- Franco Moretti: Graphs, Maps, Trees - 2 After ‘Graphs’ (see NLR 24), maps: geography, or social geometry? Literary spaces plotted as competing fields for industrialization, peasant rebellion, state formation. The second of Moretti’s three essays conceptualizing patterns of genre and history, form and force.
- Franco Moretti: Graphs, Maps, Trees - 3 After ‘graphs’ and ‘maps’, trees: can evolutionary theory help pattern the transformation of cultural forms and divergence of genres, through time and space? Franco Moretti’s final essay on abstract models for literary history.

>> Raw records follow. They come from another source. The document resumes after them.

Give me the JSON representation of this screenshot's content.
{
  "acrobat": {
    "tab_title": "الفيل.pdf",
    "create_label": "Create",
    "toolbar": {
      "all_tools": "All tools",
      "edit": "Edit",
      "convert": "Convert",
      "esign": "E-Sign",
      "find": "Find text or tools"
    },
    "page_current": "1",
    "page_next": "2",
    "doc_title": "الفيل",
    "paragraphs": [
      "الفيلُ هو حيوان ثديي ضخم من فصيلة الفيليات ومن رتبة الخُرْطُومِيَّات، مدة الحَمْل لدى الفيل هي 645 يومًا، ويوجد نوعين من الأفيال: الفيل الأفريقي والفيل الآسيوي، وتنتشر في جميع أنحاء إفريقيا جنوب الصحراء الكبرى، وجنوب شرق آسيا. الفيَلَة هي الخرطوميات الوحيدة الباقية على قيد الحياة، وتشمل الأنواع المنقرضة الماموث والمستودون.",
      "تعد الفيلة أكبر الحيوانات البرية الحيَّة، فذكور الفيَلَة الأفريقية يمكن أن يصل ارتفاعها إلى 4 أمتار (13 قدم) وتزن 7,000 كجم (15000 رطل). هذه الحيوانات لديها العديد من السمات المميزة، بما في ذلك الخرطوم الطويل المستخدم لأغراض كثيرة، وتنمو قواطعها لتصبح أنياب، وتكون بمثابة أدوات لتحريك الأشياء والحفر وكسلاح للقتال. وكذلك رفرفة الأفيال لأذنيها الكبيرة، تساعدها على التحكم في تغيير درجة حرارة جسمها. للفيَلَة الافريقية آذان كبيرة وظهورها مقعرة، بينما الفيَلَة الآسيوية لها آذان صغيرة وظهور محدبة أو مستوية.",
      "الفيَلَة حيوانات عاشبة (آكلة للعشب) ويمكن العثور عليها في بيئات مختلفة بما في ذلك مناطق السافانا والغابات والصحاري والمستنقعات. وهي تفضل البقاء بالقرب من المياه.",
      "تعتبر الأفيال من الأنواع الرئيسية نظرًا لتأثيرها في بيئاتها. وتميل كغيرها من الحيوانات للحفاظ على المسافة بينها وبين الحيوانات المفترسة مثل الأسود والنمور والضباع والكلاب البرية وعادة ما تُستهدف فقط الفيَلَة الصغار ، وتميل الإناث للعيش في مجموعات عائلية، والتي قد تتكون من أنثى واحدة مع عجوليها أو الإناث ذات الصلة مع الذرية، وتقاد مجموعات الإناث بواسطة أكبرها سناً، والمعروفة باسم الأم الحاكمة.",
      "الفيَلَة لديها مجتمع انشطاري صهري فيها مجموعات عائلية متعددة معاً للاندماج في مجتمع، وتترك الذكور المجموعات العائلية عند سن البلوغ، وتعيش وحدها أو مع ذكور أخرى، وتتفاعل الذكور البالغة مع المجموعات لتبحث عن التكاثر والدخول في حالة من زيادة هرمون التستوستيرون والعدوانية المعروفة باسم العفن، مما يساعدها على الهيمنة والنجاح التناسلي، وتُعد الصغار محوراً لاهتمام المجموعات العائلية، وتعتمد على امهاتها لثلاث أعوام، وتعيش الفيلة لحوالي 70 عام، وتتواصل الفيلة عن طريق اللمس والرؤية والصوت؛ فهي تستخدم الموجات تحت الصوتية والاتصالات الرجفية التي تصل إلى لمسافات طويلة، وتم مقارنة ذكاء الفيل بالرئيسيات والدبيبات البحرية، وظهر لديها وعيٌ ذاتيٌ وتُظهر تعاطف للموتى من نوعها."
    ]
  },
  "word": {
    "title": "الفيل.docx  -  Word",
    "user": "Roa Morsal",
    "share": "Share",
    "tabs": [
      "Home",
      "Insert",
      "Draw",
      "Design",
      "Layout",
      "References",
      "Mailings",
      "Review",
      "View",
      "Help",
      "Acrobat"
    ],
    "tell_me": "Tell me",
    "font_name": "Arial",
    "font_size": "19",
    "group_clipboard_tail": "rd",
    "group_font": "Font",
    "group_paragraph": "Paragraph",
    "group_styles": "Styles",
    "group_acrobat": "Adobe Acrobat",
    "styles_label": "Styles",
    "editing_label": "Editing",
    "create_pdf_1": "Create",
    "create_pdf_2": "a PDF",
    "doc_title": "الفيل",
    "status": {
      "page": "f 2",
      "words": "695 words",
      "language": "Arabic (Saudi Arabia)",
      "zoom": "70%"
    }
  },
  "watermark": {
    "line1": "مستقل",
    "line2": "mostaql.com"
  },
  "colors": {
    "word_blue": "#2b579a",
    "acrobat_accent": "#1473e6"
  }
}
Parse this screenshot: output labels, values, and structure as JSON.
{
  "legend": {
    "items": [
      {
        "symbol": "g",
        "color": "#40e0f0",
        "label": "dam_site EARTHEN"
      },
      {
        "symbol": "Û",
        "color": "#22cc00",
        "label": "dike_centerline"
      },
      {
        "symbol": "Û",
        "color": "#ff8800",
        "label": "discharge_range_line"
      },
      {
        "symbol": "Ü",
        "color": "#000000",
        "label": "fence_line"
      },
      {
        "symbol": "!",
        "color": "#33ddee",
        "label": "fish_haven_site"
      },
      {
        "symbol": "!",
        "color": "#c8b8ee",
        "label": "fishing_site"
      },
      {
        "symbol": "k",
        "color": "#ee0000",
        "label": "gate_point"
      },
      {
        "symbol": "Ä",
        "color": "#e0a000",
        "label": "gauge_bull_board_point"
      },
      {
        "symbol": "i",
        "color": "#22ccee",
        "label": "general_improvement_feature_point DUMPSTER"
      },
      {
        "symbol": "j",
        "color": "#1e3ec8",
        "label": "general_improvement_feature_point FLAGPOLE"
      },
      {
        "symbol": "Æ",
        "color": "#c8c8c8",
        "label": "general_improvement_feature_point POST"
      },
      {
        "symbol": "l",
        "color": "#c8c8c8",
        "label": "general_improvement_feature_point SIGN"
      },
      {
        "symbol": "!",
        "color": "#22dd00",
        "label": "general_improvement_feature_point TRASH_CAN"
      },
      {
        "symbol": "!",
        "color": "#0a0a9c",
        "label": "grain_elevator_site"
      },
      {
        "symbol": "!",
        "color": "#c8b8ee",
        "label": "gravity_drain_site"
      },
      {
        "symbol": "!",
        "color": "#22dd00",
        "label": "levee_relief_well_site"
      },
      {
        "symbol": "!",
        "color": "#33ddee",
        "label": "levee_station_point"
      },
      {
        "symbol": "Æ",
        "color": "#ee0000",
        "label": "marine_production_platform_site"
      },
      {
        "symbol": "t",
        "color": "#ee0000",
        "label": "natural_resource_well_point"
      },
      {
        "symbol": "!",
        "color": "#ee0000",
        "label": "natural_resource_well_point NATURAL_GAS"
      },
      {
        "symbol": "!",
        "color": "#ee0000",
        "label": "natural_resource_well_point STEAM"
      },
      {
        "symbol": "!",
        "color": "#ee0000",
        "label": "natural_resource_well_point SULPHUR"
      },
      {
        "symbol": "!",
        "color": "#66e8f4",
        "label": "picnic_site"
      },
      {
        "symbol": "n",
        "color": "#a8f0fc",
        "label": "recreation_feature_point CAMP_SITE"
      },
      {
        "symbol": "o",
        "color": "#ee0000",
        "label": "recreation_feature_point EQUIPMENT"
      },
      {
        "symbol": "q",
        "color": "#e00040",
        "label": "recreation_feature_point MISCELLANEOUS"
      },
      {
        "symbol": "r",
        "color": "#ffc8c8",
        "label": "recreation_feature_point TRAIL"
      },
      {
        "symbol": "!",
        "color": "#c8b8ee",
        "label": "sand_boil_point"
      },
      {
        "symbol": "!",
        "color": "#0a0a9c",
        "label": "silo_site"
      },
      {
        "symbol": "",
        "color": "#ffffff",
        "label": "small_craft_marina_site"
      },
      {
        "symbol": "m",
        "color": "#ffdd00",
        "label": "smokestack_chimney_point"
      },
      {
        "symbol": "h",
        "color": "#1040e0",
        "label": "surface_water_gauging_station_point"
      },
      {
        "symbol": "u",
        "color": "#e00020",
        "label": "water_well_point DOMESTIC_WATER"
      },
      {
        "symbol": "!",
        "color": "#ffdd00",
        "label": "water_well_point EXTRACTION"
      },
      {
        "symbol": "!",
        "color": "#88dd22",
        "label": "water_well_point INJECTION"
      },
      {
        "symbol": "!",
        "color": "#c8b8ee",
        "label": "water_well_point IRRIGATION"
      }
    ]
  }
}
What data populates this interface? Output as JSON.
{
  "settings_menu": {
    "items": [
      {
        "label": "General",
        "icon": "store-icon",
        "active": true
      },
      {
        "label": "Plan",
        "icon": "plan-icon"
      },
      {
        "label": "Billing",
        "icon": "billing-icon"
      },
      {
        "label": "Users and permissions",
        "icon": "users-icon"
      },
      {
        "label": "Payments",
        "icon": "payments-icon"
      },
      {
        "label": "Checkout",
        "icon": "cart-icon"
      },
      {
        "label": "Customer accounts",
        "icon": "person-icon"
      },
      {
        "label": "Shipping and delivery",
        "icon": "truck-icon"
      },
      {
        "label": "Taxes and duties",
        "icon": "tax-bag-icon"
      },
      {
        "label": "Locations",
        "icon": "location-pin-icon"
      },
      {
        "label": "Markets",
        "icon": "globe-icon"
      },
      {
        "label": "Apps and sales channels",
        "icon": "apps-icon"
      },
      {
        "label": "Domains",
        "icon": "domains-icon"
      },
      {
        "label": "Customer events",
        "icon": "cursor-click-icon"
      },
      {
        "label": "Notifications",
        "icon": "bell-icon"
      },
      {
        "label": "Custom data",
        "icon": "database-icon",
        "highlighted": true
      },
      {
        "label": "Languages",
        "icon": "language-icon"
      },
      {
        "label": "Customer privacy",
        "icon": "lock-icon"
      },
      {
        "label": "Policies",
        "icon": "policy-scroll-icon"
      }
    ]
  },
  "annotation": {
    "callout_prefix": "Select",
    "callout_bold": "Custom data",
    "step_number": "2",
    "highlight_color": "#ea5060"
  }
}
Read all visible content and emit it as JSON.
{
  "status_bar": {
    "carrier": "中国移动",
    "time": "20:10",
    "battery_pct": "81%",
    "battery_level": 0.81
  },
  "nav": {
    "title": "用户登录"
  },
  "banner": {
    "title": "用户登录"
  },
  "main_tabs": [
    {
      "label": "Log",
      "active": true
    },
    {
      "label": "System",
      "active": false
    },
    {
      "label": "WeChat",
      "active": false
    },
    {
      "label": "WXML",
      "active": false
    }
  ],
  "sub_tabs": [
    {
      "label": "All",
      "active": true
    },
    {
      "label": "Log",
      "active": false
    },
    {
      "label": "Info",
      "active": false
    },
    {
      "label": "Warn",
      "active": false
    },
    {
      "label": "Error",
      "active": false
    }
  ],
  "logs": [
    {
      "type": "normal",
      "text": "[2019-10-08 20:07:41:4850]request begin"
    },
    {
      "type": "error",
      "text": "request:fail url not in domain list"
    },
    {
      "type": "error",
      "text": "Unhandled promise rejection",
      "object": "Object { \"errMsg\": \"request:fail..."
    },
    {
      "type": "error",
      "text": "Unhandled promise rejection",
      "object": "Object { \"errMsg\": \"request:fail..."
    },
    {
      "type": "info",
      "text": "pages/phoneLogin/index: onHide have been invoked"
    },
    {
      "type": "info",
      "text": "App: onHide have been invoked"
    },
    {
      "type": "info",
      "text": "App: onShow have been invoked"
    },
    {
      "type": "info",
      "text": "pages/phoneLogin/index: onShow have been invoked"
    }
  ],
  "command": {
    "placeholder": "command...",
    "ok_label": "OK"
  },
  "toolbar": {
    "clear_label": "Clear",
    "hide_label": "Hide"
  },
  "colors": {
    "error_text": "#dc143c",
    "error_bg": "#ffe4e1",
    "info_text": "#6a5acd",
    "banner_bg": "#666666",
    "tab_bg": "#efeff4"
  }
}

- Kenta Tsuda: Academicians of Lagado? Vast claims have been made for the application of Darwinian concepts—purged of biological determinism—to the study of societies. Kenta Tsuda offers a penetrating and original critique of selection theory, finding a paradigm with limited explanatory value and shaky conceptual foundations.